They both agreed Inferno would make a less than satisfying comic opera.
Gilbert stayed curiously faithful to the plot and characters of Sophocles’ ancient tragedy – until the end of the show, when Gilbert evidently couldn’t restrain himself from adding a comic, Gilbertian twist, upending everything that’s come before, as usual. It’s safe to say Sophocles would not have sanctioned Gilbert’s much more comic ending. The score included song titles like “We’ve Been Very, Very Sick,” “I Can See Now I Was Blind,” “Now This is Quite Awkward,” “So Our King Just Might Have Murdered Our Last King,” and “He Hasn’t Taken It Too Well.”
As he had done with The Zombies of Penzance, Richard D’Oyly Carte refused to produce the gory Bloody King Oedipus, convinced that Gilbert & Sullivan’s audience did not want to see the hero of the story gouge both his eyes out after his wife has hanged herself, beautiful music and clever rhymes or not. Gilbert was enraged, but eventually gave in (again) and wrote an entirely new libretto to Sullivan’s finished score, now as the gentle satire Patience, leaving nothing of the original text.
In 2018, Miller was contacted by an American college student in London, who had come across the original manuscript of the full score of Bloody King Oedipus, while cataloguing some newly discovered private papers of Richard D’Oyly Carte’s cousin Maud. There among the correspondence was a letter written by the outraged producer, though evidently never mailed, to the Archbishop of Canterbury, insisting on the excommunication of Gilbert from the Church of England due to his “second un-Christian opera in a row” -- Bloody King Oedipus.
The discovery of this second lost Gilbert & Sullivan horror opera now forces a reexamination of the team’s entire output, and what we thought we knew about their taste in source material. It has already been widely documented that Gilbert urged Sullivan in 1885 to try a Frankenstein adaptation, though Sullivan refused.
And now, at long last, King Oedipus, Queen Jocasta, General Creon, Milo the Herald, and all of Thebes will make their light opera debut.

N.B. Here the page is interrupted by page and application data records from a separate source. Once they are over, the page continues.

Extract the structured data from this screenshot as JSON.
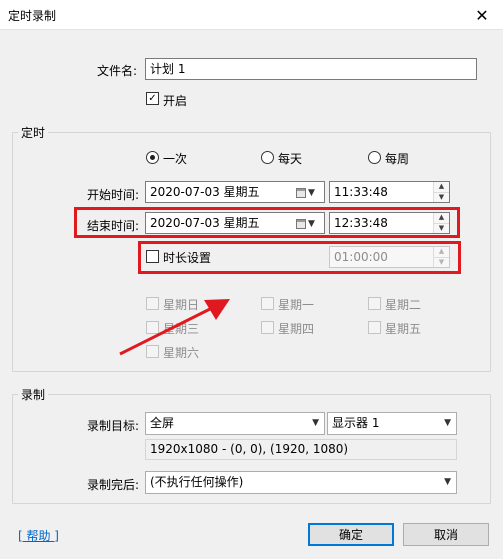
{
  "window": {
    "title": "定时录制",
    "close_glyph": "✕"
  },
  "file": {
    "label": "文件名:",
    "value": "计划 1",
    "enable_label": "开启",
    "enable_checked": true
  },
  "schedule": {
    "group_label": "定时",
    "frequency": {
      "options": [
        "一次",
        "每天",
        "每周"
      ],
      "selected": "一次"
    },
    "start": {
      "label": "开始时间:",
      "date": "2020-07-03 星期五",
      "time": "11:33:48"
    },
    "end": {
      "label": "结束时间:",
      "date": "2020-07-03 星期五",
      "time": "12:33:48"
    },
    "duration": {
      "label": "时长设置",
      "checked": false,
      "value": "01:00:00"
    },
    "weekdays": [
      "星期日",
      "星期一",
      "星期二",
      "星期三",
      "星期四",
      "星期五",
      "星期六"
    ]
  },
  "record": {
    "group_label": "录制",
    "target_label": "录制目标:",
    "target_value": "全屏",
    "monitor_value": "显示器 1",
    "region_text": "1920x1080 - (0, 0), (1920, 1080)",
    "after_label": "录制完后:",
    "after_value": "(不执行任何操作)"
  },
  "footer": {
    "help_label": "[ 帮助 ]",
    "ok_label": "确定",
    "cancel_label": "取消"
  },
  "annotation": {
    "highlight_color": "#e0191e",
    "arrow_color": "#e0191e"
  }
}
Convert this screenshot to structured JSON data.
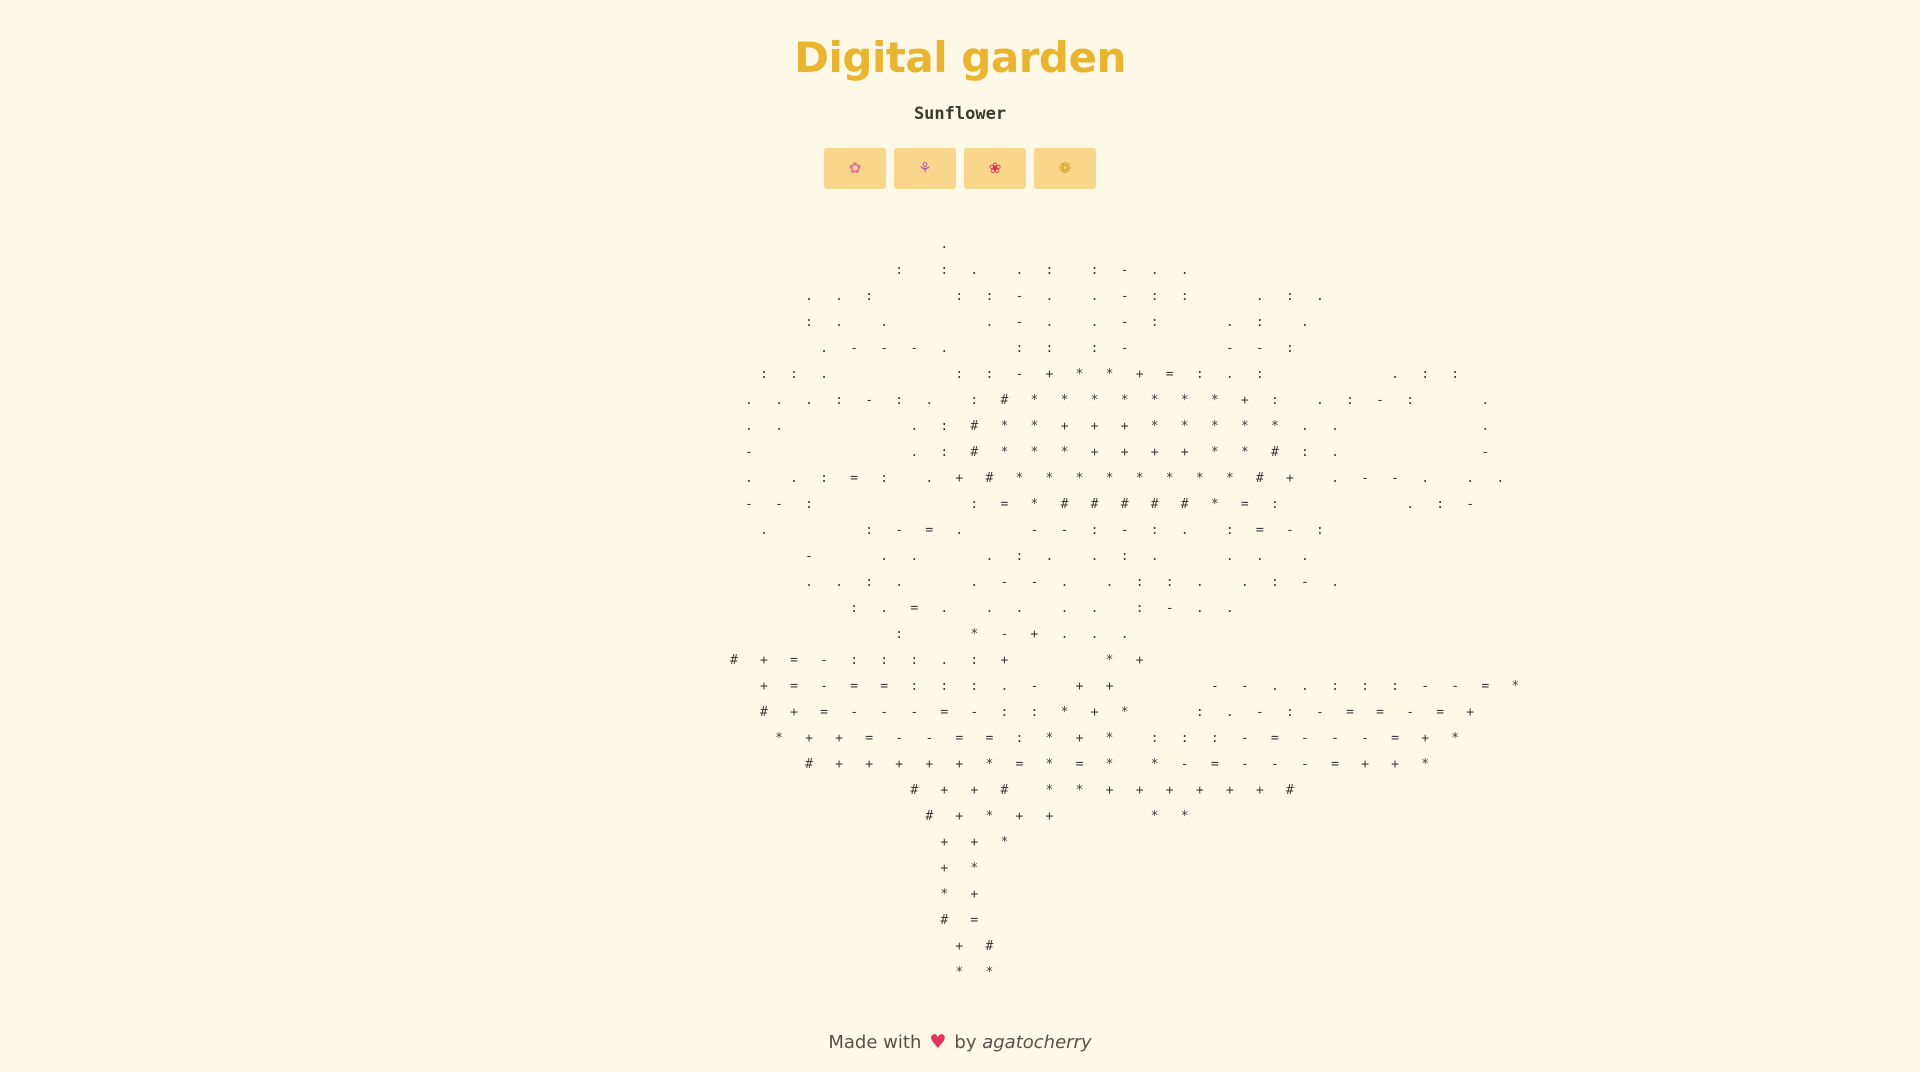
{
  "page": {
    "title": "Digital garden",
    "subtitle": "Sunflower"
  },
  "buttons": [
    {
      "name": "cherry-blossom",
      "glyph": "✿",
      "color": "#e8739a"
    },
    {
      "name": "tulip",
      "glyph": "⚘",
      "color": "#b25ab5"
    },
    {
      "name": "rose",
      "glyph": "❀",
      "color": "#d8354a"
    },
    {
      "name": "sunflower",
      "glyph": "❁",
      "color": "#d1a21d"
    }
  ],
  "art": {
    "lines": [
      "              .",
      "           :  : .  . :  : - . .",
      "     . . :     : : - .  . - : :    . : .",
      "     : .  .      . - .  . - :    . :  .",
      "      . - - - .    : :  : -      - - :",
      "  : : .        : : - + * * + = : . :        . : :",
      " . . . : - : .  : # * * * * * * * + :  . : - :    .",
      " . .        . : # * * + + + * * * * * . .         .",
      " -          . : # * * * + + + + * * # : .         -",
      " .  . : = :  . + # * * * * * * * * # +  . - - .  . .",
      " - - :          : = * # # # # # * = :        . : -",
      "  .      : - = .    - - : - : .  : = - :",
      "     -    . .    . : .  . : .    . .  .",
      "     . . : .    . - - .  . : : .  . : - .",
      "        : . = .  . .  . .  : - . .",
      "           :    * - + . . .",
      "# + = - : : : . : +      * +",
      "  + = - = = : : : . -  + +      - - . . : : : - - = *",
      "  # + = - - - = - : : * + *    : . - : - = = - = +",
      "   * + + = - - = = : * + *  : : : - = - - - = + *",
      "     # + + + + + * = * = *  * - = - - - = + + *",
      "            # + + #  * * + + + + + + #",
      "             # + * + +      * *",
      "              + + *",
      "              + *",
      "              * +",
      "              # =",
      "               + #",
      "               * *"
    ]
  },
  "footer": {
    "made_with": "Made with",
    "heart": "♥",
    "by": "by",
    "author": "agatocherry"
  }
}
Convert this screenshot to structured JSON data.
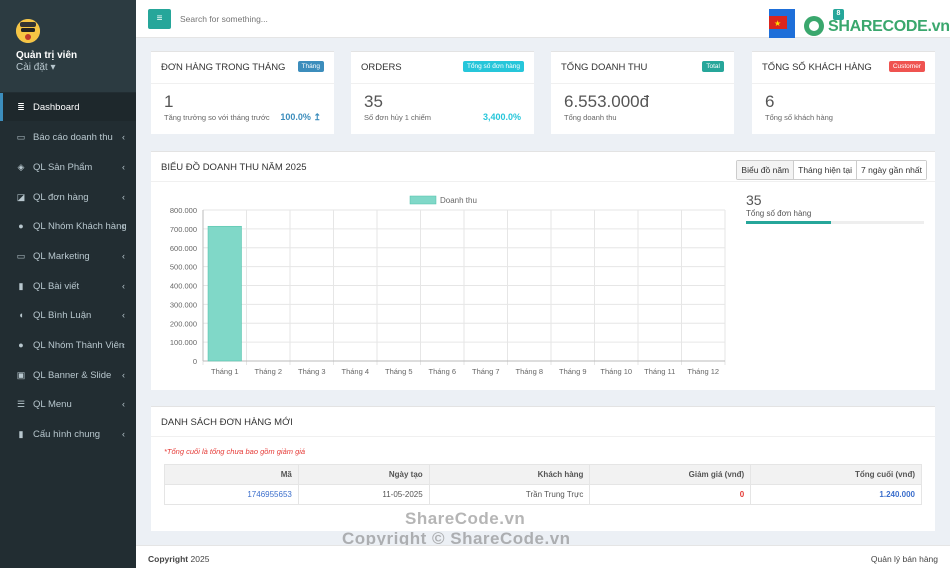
{
  "sidebar": {
    "user_name": "Quản trị viên",
    "user_settings": "Cài đặt",
    "items": [
      {
        "label": "Dashboard",
        "icon": "database-icon"
      },
      {
        "label": "Báo cáo doanh thu",
        "icon": "money-icon"
      },
      {
        "label": "QL Sản Phẩm",
        "icon": "cube-icon"
      },
      {
        "label": "QL đơn hàng",
        "icon": "bag-icon"
      },
      {
        "label": "QL Nhóm Khách hàng",
        "icon": "user-icon"
      },
      {
        "label": "QL Marketing",
        "icon": "money-icon"
      },
      {
        "label": "QL Bài viết",
        "icon": "file-icon"
      },
      {
        "label": "QL Bình Luận",
        "icon": "comment-icon"
      },
      {
        "label": "QL Nhóm Thành Viên",
        "icon": "user-icon"
      },
      {
        "label": "QL Banner & Slide",
        "icon": "image-icon"
      },
      {
        "label": "QL Menu",
        "icon": "list-icon"
      },
      {
        "label": "Cấu hình chung",
        "icon": "file-icon"
      }
    ]
  },
  "topbar": {
    "search_placeholder": "Search for something...",
    "notification_count": "8",
    "logo_text": "SHARECODE.vn"
  },
  "stats": [
    {
      "title": "ĐƠN HÀNG TRONG THÁNG",
      "badge": "Tháng",
      "badge_color": "#3c8dbc",
      "value": "1",
      "desc": "Tăng trưởng so với tháng trước",
      "pct": "100.0%",
      "pct_color": "#3c8dbc"
    },
    {
      "title": "ORDERS",
      "badge": "Tổng số đơn hàng",
      "badge_color": "#26c6da",
      "value": "35",
      "desc": "Số đơn hủy 1 chiếm",
      "pct": "3,400.0%",
      "pct_color": "#26c6da"
    },
    {
      "title": "TỔNG DOANH THU",
      "badge": "Total",
      "badge_color": "#26a69a",
      "value": "6.553.000đ",
      "desc": "Tổng doanh thu"
    },
    {
      "title": "TỔNG SỐ KHÁCH HÀNG",
      "badge": "Customer",
      "badge_color": "#ef5350",
      "value": "6",
      "desc": "Tổng số khách hàng"
    }
  ],
  "chart_section": {
    "title": "BIỂU ĐỒ DOANH THU NĂM 2025",
    "tabs": [
      "Biểu đồ năm",
      "Tháng hiện tại",
      "7 ngày gần nhất"
    ],
    "side_value": "35",
    "side_label": "Tổng số đơn hàng",
    "side_progress": 0.48
  },
  "chart_data": {
    "type": "bar",
    "categories": [
      "Tháng 1",
      "Tháng 2",
      "Tháng 3",
      "Tháng 4",
      "Tháng 5",
      "Tháng 6",
      "Tháng 7",
      "Tháng 8",
      "Tháng 9",
      "Tháng 10",
      "Tháng 11",
      "Tháng 12"
    ],
    "series": [
      {
        "name": "Doanh thu",
        "values": [
          714000,
          0,
          0,
          0,
          0,
          0,
          0,
          0,
          0,
          0,
          0,
          0
        ],
        "color": "#80d8c8"
      }
    ],
    "ylim": [
      0,
      800000
    ],
    "yticks": [
      "0",
      "100.000",
      "200.000",
      "300.000",
      "400.000",
      "500.000",
      "600.000",
      "700.000",
      "800.000"
    ],
    "legend": "top",
    "grid": true
  },
  "orders": {
    "title": "DANH SÁCH ĐƠN HÀNG MỚI",
    "note": "*Tổng cuối là tổng chưa bao gồm giảm giá",
    "columns": [
      "Mã",
      "Ngày tạo",
      "Khách hàng",
      "Giảm giá (vnđ)",
      "Tổng cuối (vnđ)"
    ],
    "rows": [
      [
        "1746955653",
        "11-05-2025",
        "Trần Trung Trực",
        "0",
        "1.240.000"
      ]
    ]
  },
  "footer": {
    "copyright_label": "Copyright",
    "copyright_year": "2025",
    "right": "Quản lý bán hàng"
  },
  "watermark": {
    "line1": "ShareCode.vn",
    "line2": "Copyright © ShareCode.vn"
  }
}
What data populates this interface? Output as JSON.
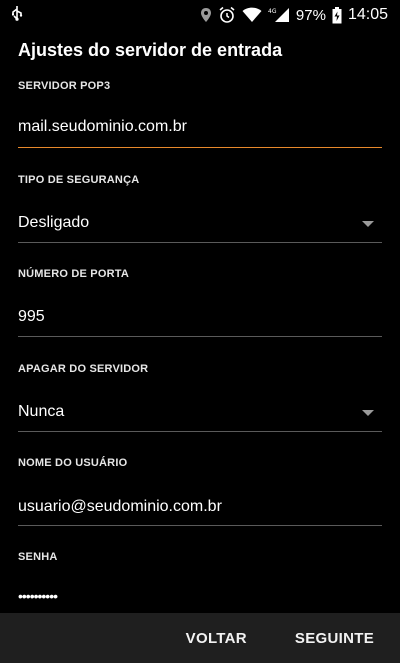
{
  "status_bar": {
    "network": "4G",
    "battery": "97%",
    "time": "14:05",
    "icons": [
      "usb-icon",
      "location-icon",
      "alarm-icon",
      "wifi-icon",
      "signal-icon",
      "battery-icon"
    ]
  },
  "page": {
    "title": "Ajustes do servidor de entrada"
  },
  "fields": {
    "pop3_server": {
      "label": "SERVIDOR POP3",
      "value": "mail.seudominio.com.br"
    },
    "security_type": {
      "label": "TIPO DE SEGURANÇA",
      "value": "Desligado"
    },
    "port_number": {
      "label": "NÚMERO DE PORTA",
      "value": "995"
    },
    "delete_from_server": {
      "label": "APAGAR DO SERVIDOR",
      "value": "Nunca"
    },
    "username": {
      "label": "NOME DO USUÁRIO",
      "value": "usuario@seudominio.com.br"
    },
    "password": {
      "label": "SENHA",
      "value": "••••••••••"
    }
  },
  "actions": {
    "back": "VOLTAR",
    "next": "SEGUINTE"
  },
  "colors": {
    "accent_underline": "#e8892b",
    "background": "#000000",
    "bottom_bar": "#1f1f1f"
  }
}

Miller has painstakingly reassembled these rediscovered materials into their original form; and St. Louis composer and orchestrator John Gerdes is reconstructing Sullivan’s music, after doing the same with The Zombies of Penzance.
New Line Theatre will present a public reading of the rediscovered show in January 2020. The company has not yet announced a full production.
For the reading, Dominic Dowdy-Windsor will play King Oedipus; with Kimi Short as Queen Jocasta; Kent Coffel as Gen. Creon; Lindsey Jones as Manto; and Zachary Allen Farmer as Tiresias the Blind Seer, and Milo the Herald, and also Phorbus the Shepherd, with Mara Bollini, Robert Doyle, Melissa Felps, Stephen Henley, Brittany Hester, Ann Hier, Matt Hill, Marshall Jennikngs, Melanie Kozak, Ian McCreary, Sean Michael, and Sarah Porter. The reading will be directed by Scott Miller and music directed by Nicolas Mario Valdez.
Praise for The Zombies of Penzance
"Another triumph for New Line. . . a hilariously inspired joke."
-- Calvin Wilson, St. Louis Post-Dispatcch
"Both a nightmare and a delight — let's call it a delightmare."
-- Paul Friswold, The Riverfront Times
"Uproarious." -- Jeff Ritter, Critical Blast
"It's amazing. . . so much fun." -- Kevin Brackett, ReviewSTL
"A wonderful whirlwind of apocalyptic delight."
-- Tanya Seale, BroadwayWorld
"Reverently irreverent and witty. . . a delightfully fun, pointedly funny musical."
-- Tina Farmer KDHX